» **EXTRACTED RECORDS**
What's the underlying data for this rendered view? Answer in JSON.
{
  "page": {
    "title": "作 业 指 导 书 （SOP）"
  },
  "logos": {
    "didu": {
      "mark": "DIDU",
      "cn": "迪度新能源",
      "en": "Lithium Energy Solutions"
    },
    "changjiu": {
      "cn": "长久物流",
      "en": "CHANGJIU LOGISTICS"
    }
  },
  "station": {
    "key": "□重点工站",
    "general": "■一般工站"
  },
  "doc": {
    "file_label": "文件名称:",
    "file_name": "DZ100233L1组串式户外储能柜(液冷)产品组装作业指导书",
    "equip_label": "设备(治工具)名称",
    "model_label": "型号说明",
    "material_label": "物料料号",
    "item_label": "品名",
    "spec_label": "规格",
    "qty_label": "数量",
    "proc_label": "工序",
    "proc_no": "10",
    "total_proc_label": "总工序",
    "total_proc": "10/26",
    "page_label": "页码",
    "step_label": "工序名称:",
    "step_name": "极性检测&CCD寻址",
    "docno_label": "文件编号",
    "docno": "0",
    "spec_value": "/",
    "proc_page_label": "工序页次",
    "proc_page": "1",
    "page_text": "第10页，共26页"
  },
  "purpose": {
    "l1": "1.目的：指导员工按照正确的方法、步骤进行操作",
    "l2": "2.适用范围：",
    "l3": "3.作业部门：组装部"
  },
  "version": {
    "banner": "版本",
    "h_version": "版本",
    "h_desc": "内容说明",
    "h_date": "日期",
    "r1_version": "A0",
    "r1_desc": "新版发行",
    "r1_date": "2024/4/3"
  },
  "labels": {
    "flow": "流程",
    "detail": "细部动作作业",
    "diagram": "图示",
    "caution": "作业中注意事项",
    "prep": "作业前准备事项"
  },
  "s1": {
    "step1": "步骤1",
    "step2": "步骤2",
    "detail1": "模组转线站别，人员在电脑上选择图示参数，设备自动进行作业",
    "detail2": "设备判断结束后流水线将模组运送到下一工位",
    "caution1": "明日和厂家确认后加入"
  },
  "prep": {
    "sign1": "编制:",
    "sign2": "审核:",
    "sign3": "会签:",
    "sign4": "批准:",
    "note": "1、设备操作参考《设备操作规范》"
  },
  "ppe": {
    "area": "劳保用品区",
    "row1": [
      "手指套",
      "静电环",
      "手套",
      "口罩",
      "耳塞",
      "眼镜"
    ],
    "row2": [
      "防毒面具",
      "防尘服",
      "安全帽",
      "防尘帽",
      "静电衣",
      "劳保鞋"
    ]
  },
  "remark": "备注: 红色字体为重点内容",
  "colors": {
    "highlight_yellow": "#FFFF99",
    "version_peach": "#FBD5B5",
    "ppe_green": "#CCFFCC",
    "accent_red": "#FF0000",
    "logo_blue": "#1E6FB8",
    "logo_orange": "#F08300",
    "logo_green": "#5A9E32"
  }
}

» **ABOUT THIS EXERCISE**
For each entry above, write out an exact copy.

» **ANSWER AREA**
What's the underlying data for this rendered view? Answer in JSON.
{
  "page": {
    "title": "作 业 指 导 书 （SOP）"
  },
  "logos": {
    "didu": {
      "mark": "DIDU",
      "cn": "迪度新能源",
      "en": "Lithium Energy Solutions"
    },
    "changjiu": {
      "cn": "长久物流",
      "en": "CHANGJIU LOGISTICS"
    }
  },
  "station": {
    "key": "□重点工站",
    "general": "■一般工站"
  },
  "doc": {
    "file_label": "文件名称:",
    "file_name": "DZ100233L1组串式户外储能柜(液冷)产品组装作业指导书",
    "equip_label": "设备(治工具)名称",
    "model_label": "型号说明",
    "material_label": "物料料号",
    "item_label": "品名",
    "spec_label": "规格",
    "qty_label": "数量",
    "proc_label": "工序",
    "proc_no": "10",
    "total_proc_label": "总工序",
    "total_proc": "10/26",
    "page_label": "页码",
    "step_label": "工序名称:",
    "step_name": "极性检测&CCD寻址",
    "docno_label": "文件编号",
    "docno": "0",
    "spec_value": "/",
    "proc_page_label": "工序页次",
    "proc_page": "1",
    "page_text": "第10页，共26页"
  },
  "purpose": {
    "l1": "1.目的：指导员工按照正确的方法、步骤进行操作",
    "l2": "2.适用范围：",
    "l3": "3.作业部门：组装部"
  },
  "version": {
    "banner": "版本",
    "h_version": "版本",
    "h_desc": "内容说明",
    "h_date": "日期",
    "r1_version": "A0",
    "r1_desc": "新版发行",
    "r1_date": "2024/4/3"
  },
  "labels": {
    "flow": "流程",
    "detail": "细部动作作业",
    "diagram": "图示",
    "caution": "作业中注意事项",
    "prep": "作业前准备事项"
  },
  "s1": {
    "step1": "步骤1",
    "step2": "步骤2",
    "detail1": "模组转线站别，人员在电脑上选择图示参数，设备自动进行作业",
    "detail2": "设备判断结束后流水线将模组运送到下一工位",
    "caution1": "明日和厂家确认后加入"
  },
  "prep": {
    "sign1": "编制:",
    "sign2": "审核:",
    "sign3": "会签:",
    "sign4": "批准:",
    "note": "1、设备操作参考《设备操作规范》"
  },
  "ppe": {
    "area": "劳保用品区",
    "row1": [
      "手指套",
      "静电环",
      "手套",
      "口罩",
      "耳塞",
      "眼镜"
    ],
    "row2": [
      "防毒面具",
      "防尘服",
      "安全帽",
      "防尘帽",
      "静电衣",
      "劳保鞋"
    ]
  },
  "remark": "备注: 红色字体为重点内容",
  "colors": {
    "highlight_yellow": "#FFFF99",
    "version_peach": "#FBD5B5",
    "ppe_green": "#CCFFCC",
    "accent_red": "#FF0000",
    "logo_blue": "#1E6FB8",
    "logo_orange": "#F08300",
    "logo_green": "#5A9E32"
  }
}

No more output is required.